Would you return every entry below exactly as written, without its images?

>>>>

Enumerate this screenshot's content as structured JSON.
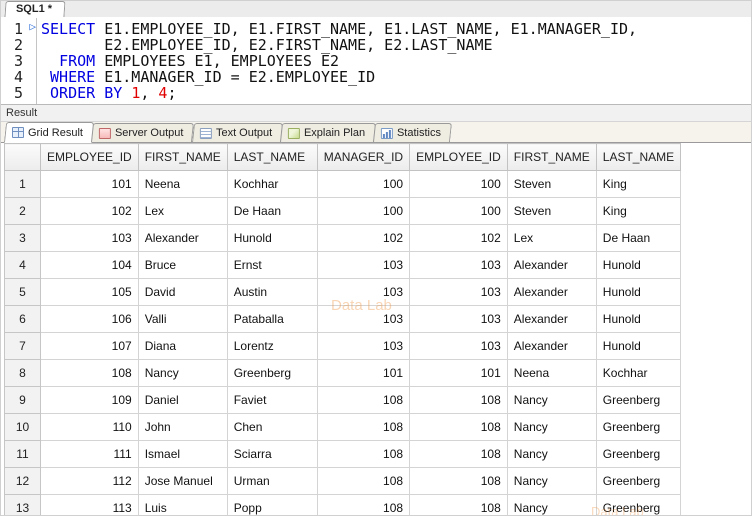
{
  "editor": {
    "tab_label": "SQL1 *",
    "lines": [
      {
        "num": "1",
        "marker": true,
        "segments": [
          {
            "t": "kw",
            "v": "SELECT "
          },
          {
            "t": "pl",
            "v": "E1.EMPLOYEE_ID, E1.FIRST_NAME, E1.LAST_NAME, E1.MANAGER_ID,"
          }
        ]
      },
      {
        "num": "2",
        "marker": false,
        "segments": [
          {
            "t": "pl",
            "v": "       E2.EMPLOYEE_ID, E2.FIRST_NAME, E2.LAST_NAME"
          }
        ]
      },
      {
        "num": "3",
        "marker": false,
        "segments": [
          {
            "t": "pl",
            "v": "  "
          },
          {
            "t": "kw",
            "v": "FROM "
          },
          {
            "t": "pl",
            "v": "EMPLOYEES E1, EMPLOYEES E2"
          }
        ]
      },
      {
        "num": "4",
        "marker": false,
        "segments": [
          {
            "t": "pl",
            "v": " "
          },
          {
            "t": "kw",
            "v": "WHERE "
          },
          {
            "t": "pl",
            "v": "E1.MANAGER_ID = E2.EMPLOYEE_ID"
          }
        ]
      },
      {
        "num": "5",
        "marker": false,
        "segments": [
          {
            "t": "pl",
            "v": " "
          },
          {
            "t": "kw",
            "v": "ORDER BY "
          },
          {
            "t": "num",
            "v": "1"
          },
          {
            "t": "pl",
            "v": ", "
          },
          {
            "t": "num",
            "v": "4"
          },
          {
            "t": "pl",
            "v": ";"
          }
        ]
      }
    ]
  },
  "result": {
    "label": "Result",
    "tabs": [
      {
        "label": "Grid Result",
        "icon": "grid-icon",
        "active": true
      },
      {
        "label": "Server Output",
        "icon": "server-icon",
        "active": false
      },
      {
        "label": "Text Output",
        "icon": "text-icon",
        "active": false
      },
      {
        "label": "Explain Plan",
        "icon": "plan-icon",
        "active": false
      },
      {
        "label": "Statistics",
        "icon": "stats-icon",
        "active": false
      }
    ]
  },
  "grid": {
    "columns": [
      "EMPLOYEE_ID",
      "FIRST_NAME",
      "LAST_NAME",
      "MANAGER_ID",
      "EMPLOYEE_ID",
      "FIRST_NAME",
      "LAST_NAME"
    ],
    "numeric_columns": [
      0,
      3,
      4
    ],
    "rows": [
      {
        "n": "1",
        "cells": [
          "101",
          "Neena",
          "Kochhar",
          "100",
          "100",
          "Steven",
          "King"
        ]
      },
      {
        "n": "2",
        "cells": [
          "102",
          "Lex",
          "De Haan",
          "100",
          "100",
          "Steven",
          "King"
        ]
      },
      {
        "n": "3",
        "cells": [
          "103",
          "Alexander",
          "Hunold",
          "102",
          "102",
          "Lex",
          "De Haan"
        ]
      },
      {
        "n": "4",
        "cells": [
          "104",
          "Bruce",
          "Ernst",
          "103",
          "103",
          "Alexander",
          "Hunold"
        ]
      },
      {
        "n": "5",
        "cells": [
          "105",
          "David",
          "Austin",
          "103",
          "103",
          "Alexander",
          "Hunold"
        ]
      },
      {
        "n": "6",
        "cells": [
          "106",
          "Valli",
          "Pataballa",
          "103",
          "103",
          "Alexander",
          "Hunold"
        ]
      },
      {
        "n": "7",
        "cells": [
          "107",
          "Diana",
          "Lorentz",
          "103",
          "103",
          "Alexander",
          "Hunold"
        ]
      },
      {
        "n": "8",
        "cells": [
          "108",
          "Nancy",
          "Greenberg",
          "101",
          "101",
          "Neena",
          "Kochhar"
        ]
      },
      {
        "n": "9",
        "cells": [
          "109",
          "Daniel",
          "Faviet",
          "108",
          "108",
          "Nancy",
          "Greenberg"
        ]
      },
      {
        "n": "10",
        "cells": [
          "110",
          "John",
          "Chen",
          "108",
          "108",
          "Nancy",
          "Greenberg"
        ]
      },
      {
        "n": "11",
        "cells": [
          "111",
          "Ismael",
          "Sciarra",
          "108",
          "108",
          "Nancy",
          "Greenberg"
        ]
      },
      {
        "n": "12",
        "cells": [
          "112",
          "Jose Manuel",
          "Urman",
          "108",
          "108",
          "Nancy",
          "Greenberg"
        ]
      },
      {
        "n": "13",
        "cells": [
          "113",
          "Luis",
          "Popp",
          "108",
          "108",
          "Nancy",
          "Greenberg"
        ]
      }
    ]
  },
  "watermark": {
    "text": "Data Lab"
  }
}
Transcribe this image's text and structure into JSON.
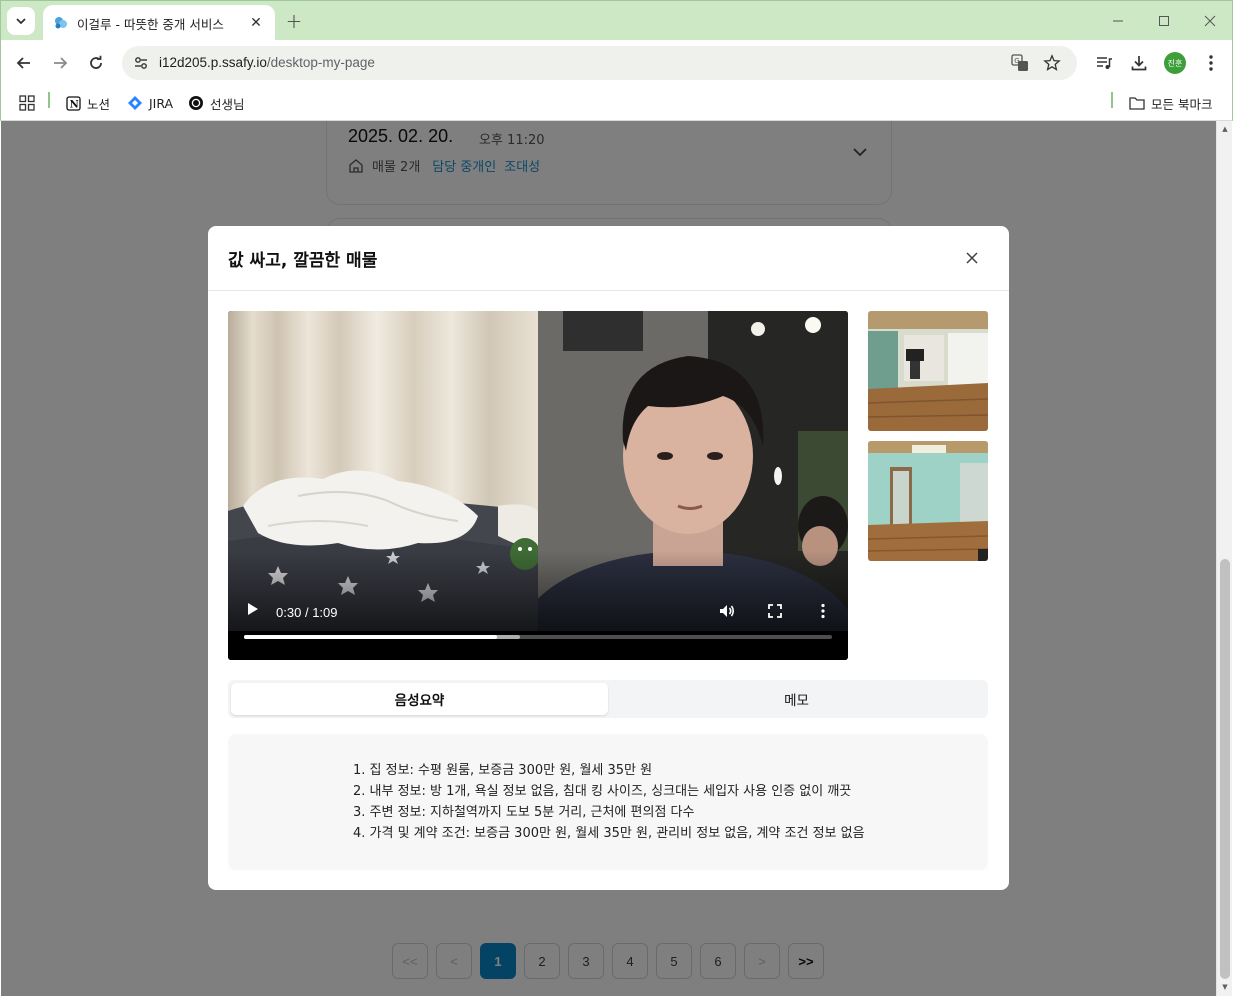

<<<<

* [OUTPUT FOR THIS TASK]:
Enumerate this screenshot's content as structured JSON.
{
  "editor": {
    "tab_label": "SQL1 *",
    "lines": [
      {
        "num": "1",
        "marker": true,
        "segments": [
          {
            "t": "kw",
            "v": "SELECT "
          },
          {
            "t": "pl",
            "v": "E1.EMPLOYEE_ID, E1.FIRST_NAME, E1.LAST_NAME, E1.MANAGER_ID,"
          }
        ]
      },
      {
        "num": "2",
        "marker": false,
        "segments": [
          {
            "t": "pl",
            "v": "       E2.EMPLOYEE_ID, E2.FIRST_NAME, E2.LAST_NAME"
          }
        ]
      },
      {
        "num": "3",
        "marker": false,
        "segments": [
          {
            "t": "pl",
            "v": "  "
          },
          {
            "t": "kw",
            "v": "FROM "
          },
          {
            "t": "pl",
            "v": "EMPLOYEES E1, EMPLOYEES E2"
          }
        ]
      },
      {
        "num": "4",
        "marker": false,
        "segments": [
          {
            "t": "pl",
            "v": " "
          },
          {
            "t": "kw",
            "v": "WHERE "
          },
          {
            "t": "pl",
            "v": "E1.MANAGER_ID = E2.EMPLOYEE_ID"
          }
        ]
      },
      {
        "num": "5",
        "marker": false,
        "segments": [
          {
            "t": "pl",
            "v": " "
          },
          {
            "t": "kw",
            "v": "ORDER BY "
          },
          {
            "t": "num",
            "v": "1"
          },
          {
            "t": "pl",
            "v": ", "
          },
          {
            "t": "num",
            "v": "4"
          },
          {
            "t": "pl",
            "v": ";"
          }
        ]
      }
    ]
  },
  "result": {
    "label": "Result",
    "tabs": [
      {
        "label": "Grid Result",
        "icon": "grid-icon",
        "active": true
      },
      {
        "label": "Server Output",
        "icon": "server-icon",
        "active": false
      },
      {
        "label": "Text Output",
        "icon": "text-icon",
        "active": false
      },
      {
        "label": "Explain Plan",
        "icon": "plan-icon",
        "active": false
      },
      {
        "label": "Statistics",
        "icon": "stats-icon",
        "active": false
      }
    ]
  },
  "grid": {
    "columns": [
      "EMPLOYEE_ID",
      "FIRST_NAME",
      "LAST_NAME",
      "MANAGER_ID",
      "EMPLOYEE_ID",
      "FIRST_NAME",
      "LAST_NAME"
    ],
    "numeric_columns": [
      0,
      3,
      4
    ],
    "rows": [
      {
        "n": "1",
        "cells": [
          "101",
          "Neena",
          "Kochhar",
          "100",
          "100",
          "Steven",
          "King"
        ]
      },
      {
        "n": "2",
        "cells": [
          "102",
          "Lex",
          "De Haan",
          "100",
          "100",
          "Steven",
          "King"
        ]
      },
      {
        "n": "3",
        "cells": [
          "103",
          "Alexander",
          "Hunold",
          "102",
          "102",
          "Lex",
          "De Haan"
        ]
      },
      {
        "n": "4",
        "cells": [
          "104",
          "Bruce",
          "Ernst",
          "103",
          "103",
          "Alexander",
          "Hunold"
        ]
      },
      {
        "n": "5",
        "cells": [
          "105",
          "David",
          "Austin",
          "103",
          "103",
          "Alexander",
          "Hunold"
        ]
      },
      {
        "n": "6",
        "cells": [
          "106",
          "Valli",
          "Pataballa",
          "103",
          "103",
          "Alexander",
          "Hunold"
        ]
      },
      {
        "n": "7",
        "cells": [
          "107",
          "Diana",
          "Lorentz",
          "103",
          "103",
          "Alexander",
          "Hunold"
        ]
      },
      {
        "n": "8",
        "cells": [
          "108",
          "Nancy",
          "Greenberg",
          "101",
          "101",
          "Neena",
          "Kochhar"
        ]
      },
      {
        "n": "9",
        "cells": [
          "109",
          "Daniel",
          "Faviet",
          "108",
          "108",
          "Nancy",
          "Greenberg"
        ]
      },
      {
        "n": "10",
        "cells": [
          "110",
          "John",
          "Chen",
          "108",
          "108",
          "Nancy",
          "Greenberg"
        ]
      },
      {
        "n": "11",
        "cells": [
          "111",
          "Ismael",
          "Sciarra",
          "108",
          "108",
          "Nancy",
          "Greenberg"
        ]
      },
      {
        "n": "12",
        "cells": [
          "112",
          "Jose Manuel",
          "Urman",
          "108",
          "108",
          "Nancy",
          "Greenberg"
        ]
      },
      {
        "n": "13",
        "cells": [
          "113",
          "Luis",
          "Popp",
          "108",
          "108",
          "Nancy",
          "Greenberg"
        ]
      }
    ]
  },
  "watermark": {
    "text": "Data Lab"
  }
}
Transcribe this image's text and structure into JSON.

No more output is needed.